Court documents in an old tax dispute indicate that the owners of a pipeline that crosses Maine - and could be used to transport tar sands oil - is several years past its retirement date.
The National Wildlife Federation has uncovered court documents from an old tax dispute that it says show yet another reason why any plan by the Exxon-owned Portland Pipe Line Corp. to transport tar sands oil through the pipeline that runs across Maine, New Hampshire and Vermont is risky. Jim Murphy is senior counsel for the National Wildlife Federation's northeast regional center.
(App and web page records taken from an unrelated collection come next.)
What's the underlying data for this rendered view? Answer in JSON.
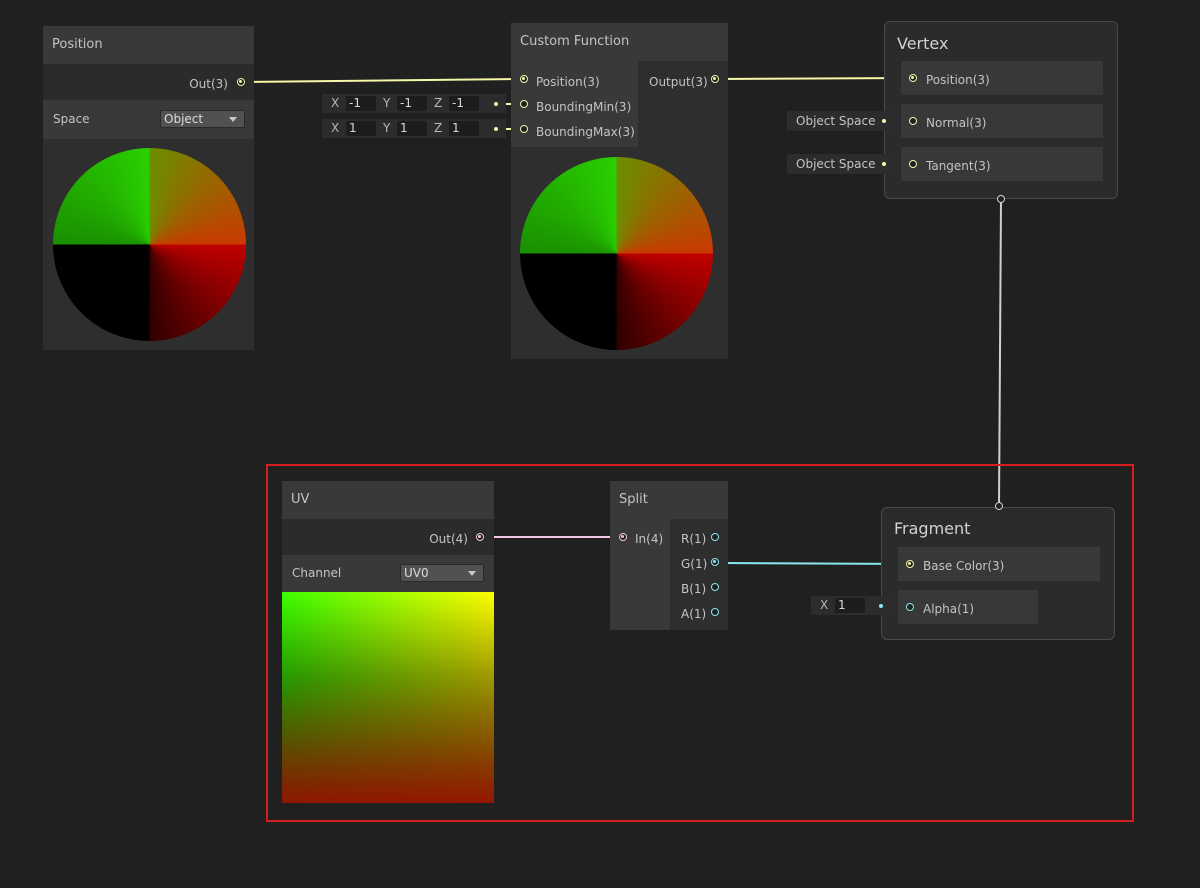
{
  "position_node": {
    "title": "Position",
    "out_label": "Out(3)",
    "space_label": "Space",
    "space_value": "Object"
  },
  "custom_function_node": {
    "title": "Custom Function",
    "inputs": [
      "Position(3)",
      "BoundingMin(3)",
      "BoundingMax(3)"
    ],
    "output": "Output(3)",
    "bounding_min": {
      "x_label": "X",
      "x": "-1",
      "y_label": "Y",
      "y": "-1",
      "z_label": "Z",
      "z": "-1"
    },
    "bounding_max": {
      "x_label": "X",
      "x": "1",
      "y_label": "Y",
      "y": "1",
      "z_label": "Z",
      "z": "1"
    }
  },
  "vertex_node": {
    "title": "Vertex",
    "ports": [
      "Position(3)",
      "Normal(3)",
      "Tangent(3)"
    ],
    "normal_space": "Object Space",
    "tangent_space": "Object Space"
  },
  "uv_node": {
    "title": "UV",
    "out_label": "Out(4)",
    "channel_label": "Channel",
    "channel_value": "UV0"
  },
  "split_node": {
    "title": "Split",
    "input": "In(4)",
    "outputs": [
      "R(1)",
      "G(1)",
      "B(1)",
      "A(1)"
    ]
  },
  "fragment_node": {
    "title": "Fragment",
    "ports": [
      "Base Color(3)",
      "Alpha(1)"
    ],
    "alpha_field": {
      "x_label": "X",
      "x": "1"
    }
  },
  "colors": {
    "background": "#202020",
    "wire_vector3": "#f4f7a8",
    "wire_vector4": "#f2c7e8",
    "wire_float": "#8be7ef",
    "wire_stage": "#cfcfcf",
    "highlight_box": "#d61e1e"
  }
}
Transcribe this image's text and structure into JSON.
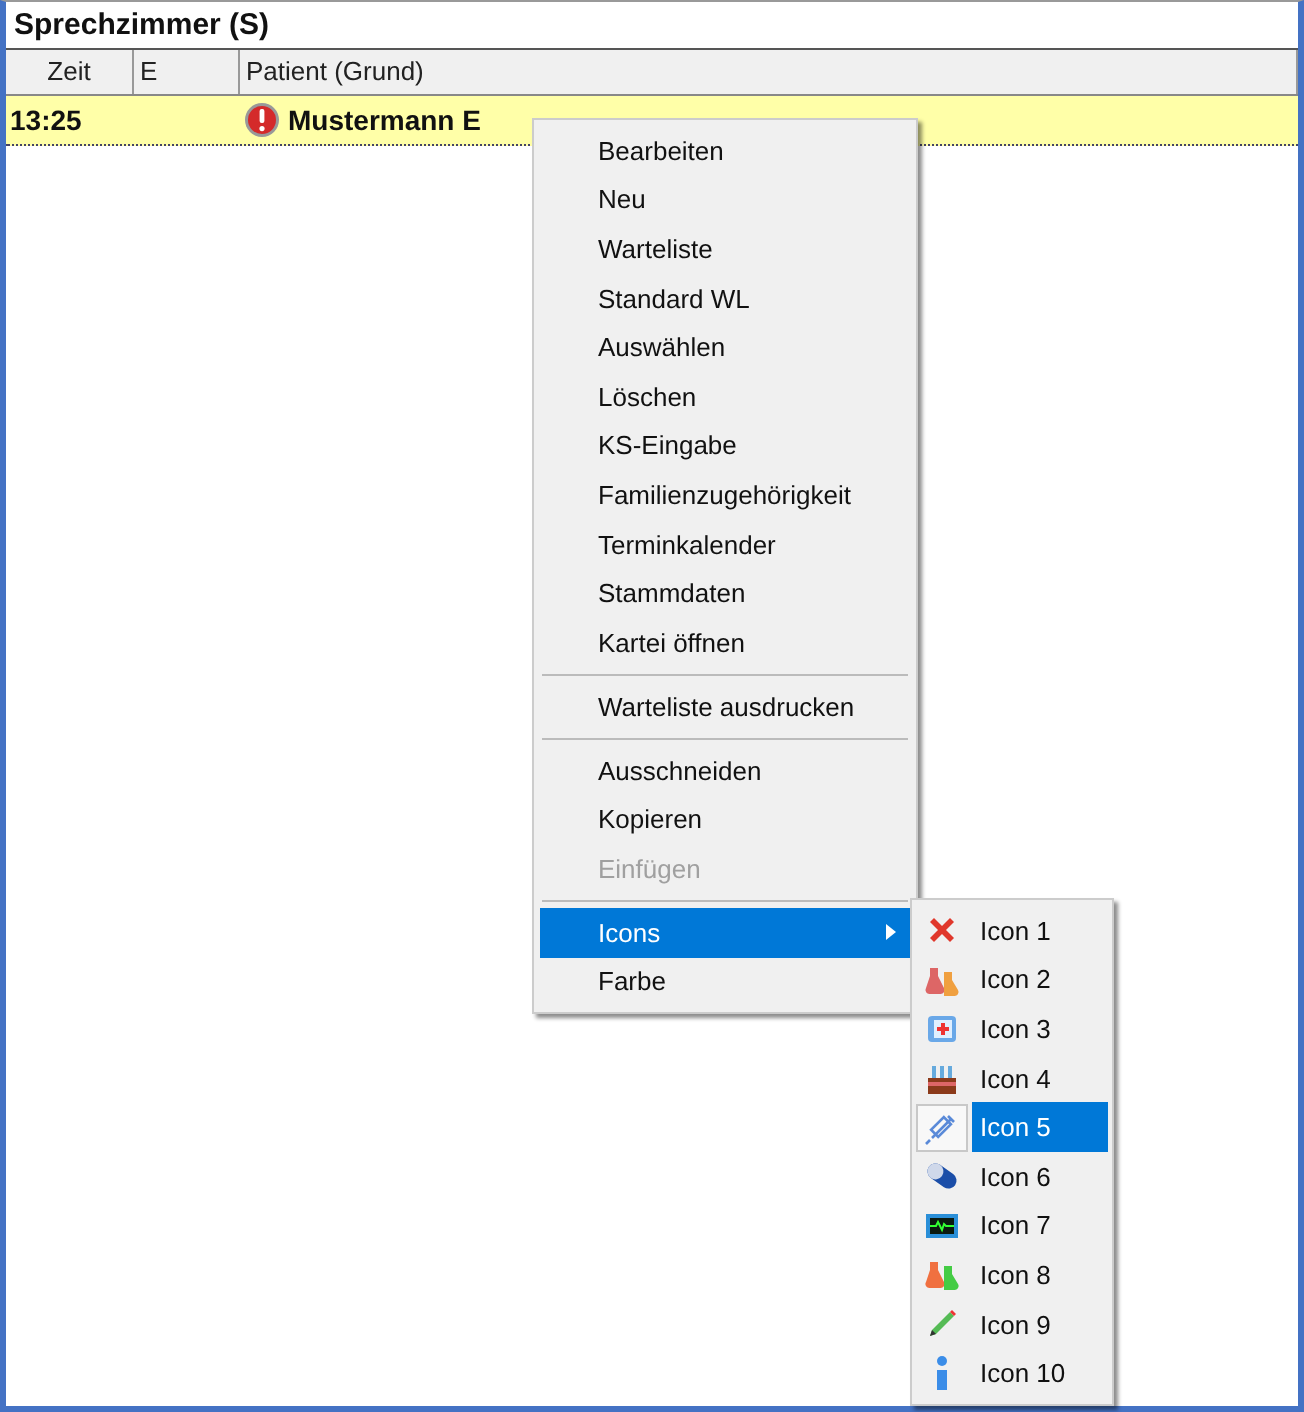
{
  "window": {
    "title": "Sprechzimmer (S)"
  },
  "table": {
    "columns": [
      "Zeit",
      "E",
      "Patient (Grund)"
    ],
    "rows": [
      {
        "time": "13:25",
        "patient": "Mustermann E",
        "alert": true,
        "selected": true
      }
    ]
  },
  "context_menu": {
    "items": [
      {
        "kind": "item",
        "label": "Bearbeiten",
        "disabled": false,
        "selected": false,
        "submenu": false
      },
      {
        "kind": "item",
        "label": "Neu",
        "disabled": false,
        "selected": false,
        "submenu": false
      },
      {
        "kind": "item",
        "label": "Warteliste",
        "disabled": false,
        "selected": false,
        "submenu": false
      },
      {
        "kind": "item",
        "label": "Standard WL",
        "disabled": false,
        "selected": false,
        "submenu": false
      },
      {
        "kind": "item",
        "label": "Auswählen",
        "disabled": false,
        "selected": false,
        "submenu": false
      },
      {
        "kind": "item",
        "label": "Löschen",
        "disabled": false,
        "selected": false,
        "submenu": false
      },
      {
        "kind": "item",
        "label": "KS-Eingabe",
        "disabled": false,
        "selected": false,
        "submenu": false
      },
      {
        "kind": "item",
        "label": "Familienzugehörigkeit",
        "disabled": false,
        "selected": false,
        "submenu": false
      },
      {
        "kind": "item",
        "label": "Terminkalender",
        "disabled": false,
        "selected": false,
        "submenu": false
      },
      {
        "kind": "item",
        "label": "Stammdaten",
        "disabled": false,
        "selected": false,
        "submenu": false
      },
      {
        "kind": "item",
        "label": "Kartei öffnen",
        "disabled": false,
        "selected": false,
        "submenu": false
      },
      {
        "kind": "separator"
      },
      {
        "kind": "item",
        "label": "Warteliste ausdrucken",
        "disabled": false,
        "selected": false,
        "submenu": false
      },
      {
        "kind": "separator"
      },
      {
        "kind": "item",
        "label": "Ausschneiden",
        "disabled": false,
        "selected": false,
        "submenu": false
      },
      {
        "kind": "item",
        "label": "Kopieren",
        "disabled": false,
        "selected": false,
        "submenu": false
      },
      {
        "kind": "item",
        "label": "Einfügen",
        "disabled": true,
        "selected": false,
        "submenu": false
      },
      {
        "kind": "separator"
      },
      {
        "kind": "item",
        "label": "Icons",
        "disabled": false,
        "selected": true,
        "submenu": true
      },
      {
        "kind": "item",
        "label": "Farbe",
        "disabled": false,
        "selected": false,
        "submenu": false
      }
    ]
  },
  "submenu": {
    "items": [
      {
        "label": "Icon 1",
        "selected": false
      },
      {
        "label": "Icon 2",
        "selected": false
      },
      {
        "label": "Icon 3",
        "selected": false
      },
      {
        "label": "Icon 4",
        "selected": false
      },
      {
        "label": "Icon 5",
        "selected": true
      },
      {
        "label": "Icon 6",
        "selected": false
      },
      {
        "label": "Icon 7",
        "selected": false
      },
      {
        "label": "Icon 8",
        "selected": false
      },
      {
        "label": "Icon 9",
        "selected": false
      },
      {
        "label": "Icon 10",
        "selected": false
      }
    ]
  }
}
"The company itself admitted in court documents that they feel that the life of the pipeline is 60 years old," Murphy says. "The main pipeline that they've wanted to move tar sands on was built in 1950, so this means that, by their own admission, the pipeline is four years past its retirement date."
Murphy says it would be irresponsible to try to pump tar sands through an aging pipeline that crosses some of New England's most sensitive wildlife habitat. He says the group's findings also raise the urgency for a full environmental review of any such plan.
"It's becoming increasingly clear that there's a lot of risks and a lot of potential impacts," he says. "So it's very important that all of those impacts get examined before any sort of tar sands approval takes place."
A call and email to the company seeking comment was not returned by airtime.
Map of quarantine and non-quarantine counties throughout New England and New York. Data from vermont.gov.